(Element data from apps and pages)
★ ★ ★
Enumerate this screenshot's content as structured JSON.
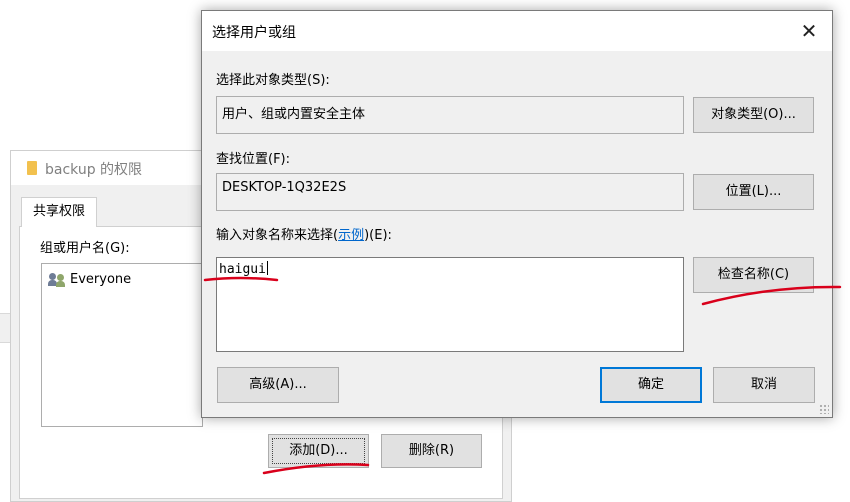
{
  "background_window": {
    "title": "backup 的权限",
    "tab_share": "共享权限",
    "group_label": "组或用户名(G):",
    "list_items": [
      {
        "name": "Everyone"
      }
    ],
    "add_button": "添加(D)...",
    "remove_button": "删除(R)"
  },
  "dialog": {
    "title": "选择用户或组",
    "object_type_label": "选择此对象类型(S):",
    "object_type_value": "用户、组或内置安全主体",
    "object_type_button": "对象类型(O)...",
    "location_label": "查找位置(F):",
    "location_value": "DESKTOP-1Q32E2S",
    "location_button": "位置(L)...",
    "enter_names_label_prefix": "输入对象名称来选择(",
    "enter_names_label_link": "示例",
    "enter_names_label_suffix": ")(E):",
    "names_value": "haigui",
    "check_names_button": "检查名称(C)",
    "advanced_button": "高级(A)...",
    "ok_button": "确定",
    "cancel_button": "取消"
  },
  "colors": {
    "annotation_red": "#d9001b",
    "primary_border": "#0078d7",
    "link": "#0066cc"
  }
}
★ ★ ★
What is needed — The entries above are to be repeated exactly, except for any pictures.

Written answer —
Enumerate this screenshot's content as structured JSON.
{
  "background_window": {
    "title": "backup 的权限",
    "tab_share": "共享权限",
    "group_label": "组或用户名(G):",
    "list_items": [
      {
        "name": "Everyone"
      }
    ],
    "add_button": "添加(D)...",
    "remove_button": "删除(R)"
  },
  "dialog": {
    "title": "选择用户或组",
    "object_type_label": "选择此对象类型(S):",
    "object_type_value": "用户、组或内置安全主体",
    "object_type_button": "对象类型(O)...",
    "location_label": "查找位置(F):",
    "location_value": "DESKTOP-1Q32E2S",
    "location_button": "位置(L)...",
    "enter_names_label_prefix": "输入对象名称来选择(",
    "enter_names_label_link": "示例",
    "enter_names_label_suffix": ")(E):",
    "names_value": "haigui",
    "check_names_button": "检查名称(C)",
    "advanced_button": "高级(A)...",
    "ok_button": "确定",
    "cancel_button": "取消"
  },
  "colors": {
    "annotation_red": "#d9001b",
    "primary_border": "#0078d7",
    "link": "#0066cc"
  }
}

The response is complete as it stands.